→ **Task goal**
In the entries below, count the lines that contain the word "this" and give only that number.

→ **Provided data**

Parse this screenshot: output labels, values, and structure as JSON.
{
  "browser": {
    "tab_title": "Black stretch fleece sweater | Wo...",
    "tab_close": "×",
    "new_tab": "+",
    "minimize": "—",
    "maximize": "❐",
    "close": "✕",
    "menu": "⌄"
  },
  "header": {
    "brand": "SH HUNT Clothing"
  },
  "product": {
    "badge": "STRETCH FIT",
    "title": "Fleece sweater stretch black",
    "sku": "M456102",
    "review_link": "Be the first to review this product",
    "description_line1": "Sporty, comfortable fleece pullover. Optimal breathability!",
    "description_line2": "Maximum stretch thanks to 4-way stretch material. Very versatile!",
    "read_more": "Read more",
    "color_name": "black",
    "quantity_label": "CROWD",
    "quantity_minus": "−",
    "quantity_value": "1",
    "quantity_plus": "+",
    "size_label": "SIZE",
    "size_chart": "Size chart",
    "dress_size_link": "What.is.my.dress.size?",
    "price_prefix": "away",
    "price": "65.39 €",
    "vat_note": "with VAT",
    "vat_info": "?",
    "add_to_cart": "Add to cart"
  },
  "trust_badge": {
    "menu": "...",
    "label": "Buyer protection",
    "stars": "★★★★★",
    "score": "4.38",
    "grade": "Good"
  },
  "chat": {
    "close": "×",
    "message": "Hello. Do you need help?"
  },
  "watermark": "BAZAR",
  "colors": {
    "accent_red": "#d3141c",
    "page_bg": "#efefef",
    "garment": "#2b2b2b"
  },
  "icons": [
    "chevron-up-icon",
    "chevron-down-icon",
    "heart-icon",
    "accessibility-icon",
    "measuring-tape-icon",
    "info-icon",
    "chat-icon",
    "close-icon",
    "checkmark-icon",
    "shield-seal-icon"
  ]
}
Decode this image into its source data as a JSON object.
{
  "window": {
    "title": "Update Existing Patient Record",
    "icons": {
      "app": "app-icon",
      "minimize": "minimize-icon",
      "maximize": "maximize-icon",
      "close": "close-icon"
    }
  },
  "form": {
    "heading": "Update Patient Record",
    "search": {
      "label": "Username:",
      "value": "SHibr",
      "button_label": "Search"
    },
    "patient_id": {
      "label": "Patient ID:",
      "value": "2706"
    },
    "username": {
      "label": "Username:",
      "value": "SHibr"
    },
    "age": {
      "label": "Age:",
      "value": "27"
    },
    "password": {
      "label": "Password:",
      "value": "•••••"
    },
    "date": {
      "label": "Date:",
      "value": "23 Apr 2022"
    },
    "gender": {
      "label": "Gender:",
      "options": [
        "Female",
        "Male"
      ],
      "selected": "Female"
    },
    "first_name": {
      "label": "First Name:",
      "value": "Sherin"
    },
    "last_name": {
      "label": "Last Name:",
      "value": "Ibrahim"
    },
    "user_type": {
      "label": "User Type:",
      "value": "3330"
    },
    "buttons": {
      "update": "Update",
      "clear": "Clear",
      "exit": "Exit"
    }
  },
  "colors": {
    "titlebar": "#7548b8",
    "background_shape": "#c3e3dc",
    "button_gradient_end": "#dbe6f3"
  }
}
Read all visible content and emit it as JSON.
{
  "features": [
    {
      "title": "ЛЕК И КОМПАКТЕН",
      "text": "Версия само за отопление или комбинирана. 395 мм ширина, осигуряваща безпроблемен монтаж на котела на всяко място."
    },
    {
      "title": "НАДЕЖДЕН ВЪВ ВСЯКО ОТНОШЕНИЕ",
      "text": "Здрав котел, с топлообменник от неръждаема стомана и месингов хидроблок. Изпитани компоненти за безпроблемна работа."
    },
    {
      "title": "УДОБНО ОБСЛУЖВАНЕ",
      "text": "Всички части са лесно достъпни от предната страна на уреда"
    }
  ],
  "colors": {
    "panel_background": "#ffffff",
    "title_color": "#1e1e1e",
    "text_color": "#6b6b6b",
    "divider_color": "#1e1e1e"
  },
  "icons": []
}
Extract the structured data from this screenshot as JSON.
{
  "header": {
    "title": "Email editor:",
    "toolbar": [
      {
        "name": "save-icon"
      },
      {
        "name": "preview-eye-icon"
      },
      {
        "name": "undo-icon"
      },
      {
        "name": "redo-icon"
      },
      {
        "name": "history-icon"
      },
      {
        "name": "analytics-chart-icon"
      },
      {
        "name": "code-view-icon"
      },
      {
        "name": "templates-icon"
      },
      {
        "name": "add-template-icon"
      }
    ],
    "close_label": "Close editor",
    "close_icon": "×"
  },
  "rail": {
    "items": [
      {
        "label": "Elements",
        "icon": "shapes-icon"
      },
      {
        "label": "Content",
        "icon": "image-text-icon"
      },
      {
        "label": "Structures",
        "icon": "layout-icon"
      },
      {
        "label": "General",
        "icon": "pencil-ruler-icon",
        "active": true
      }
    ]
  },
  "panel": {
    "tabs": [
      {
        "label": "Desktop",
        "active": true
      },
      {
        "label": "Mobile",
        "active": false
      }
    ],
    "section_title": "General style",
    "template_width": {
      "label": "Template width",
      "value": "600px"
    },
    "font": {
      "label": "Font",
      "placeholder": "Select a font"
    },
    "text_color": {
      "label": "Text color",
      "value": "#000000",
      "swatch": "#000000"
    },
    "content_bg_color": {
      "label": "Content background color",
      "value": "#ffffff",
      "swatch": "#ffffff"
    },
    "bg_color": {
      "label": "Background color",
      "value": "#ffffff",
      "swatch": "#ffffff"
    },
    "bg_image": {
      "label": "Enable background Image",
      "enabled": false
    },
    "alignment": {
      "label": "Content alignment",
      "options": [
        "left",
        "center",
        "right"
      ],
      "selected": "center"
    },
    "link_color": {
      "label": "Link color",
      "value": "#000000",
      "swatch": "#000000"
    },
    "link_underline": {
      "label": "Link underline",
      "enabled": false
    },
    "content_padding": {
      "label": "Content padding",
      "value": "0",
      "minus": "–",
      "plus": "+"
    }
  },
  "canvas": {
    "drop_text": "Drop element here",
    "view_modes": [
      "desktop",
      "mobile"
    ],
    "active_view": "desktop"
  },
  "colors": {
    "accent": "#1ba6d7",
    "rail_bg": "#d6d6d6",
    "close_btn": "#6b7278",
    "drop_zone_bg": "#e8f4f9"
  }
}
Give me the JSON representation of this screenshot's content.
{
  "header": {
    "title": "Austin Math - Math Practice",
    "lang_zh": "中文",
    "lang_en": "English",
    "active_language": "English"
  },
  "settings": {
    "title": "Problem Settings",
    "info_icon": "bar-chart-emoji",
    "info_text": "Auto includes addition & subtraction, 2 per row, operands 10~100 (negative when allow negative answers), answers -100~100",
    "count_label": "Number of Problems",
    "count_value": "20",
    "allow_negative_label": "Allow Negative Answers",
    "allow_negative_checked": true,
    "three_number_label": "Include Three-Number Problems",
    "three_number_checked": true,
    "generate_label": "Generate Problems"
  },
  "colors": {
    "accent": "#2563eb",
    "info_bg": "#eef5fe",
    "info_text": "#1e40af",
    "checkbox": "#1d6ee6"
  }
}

→ **Worked solution**
5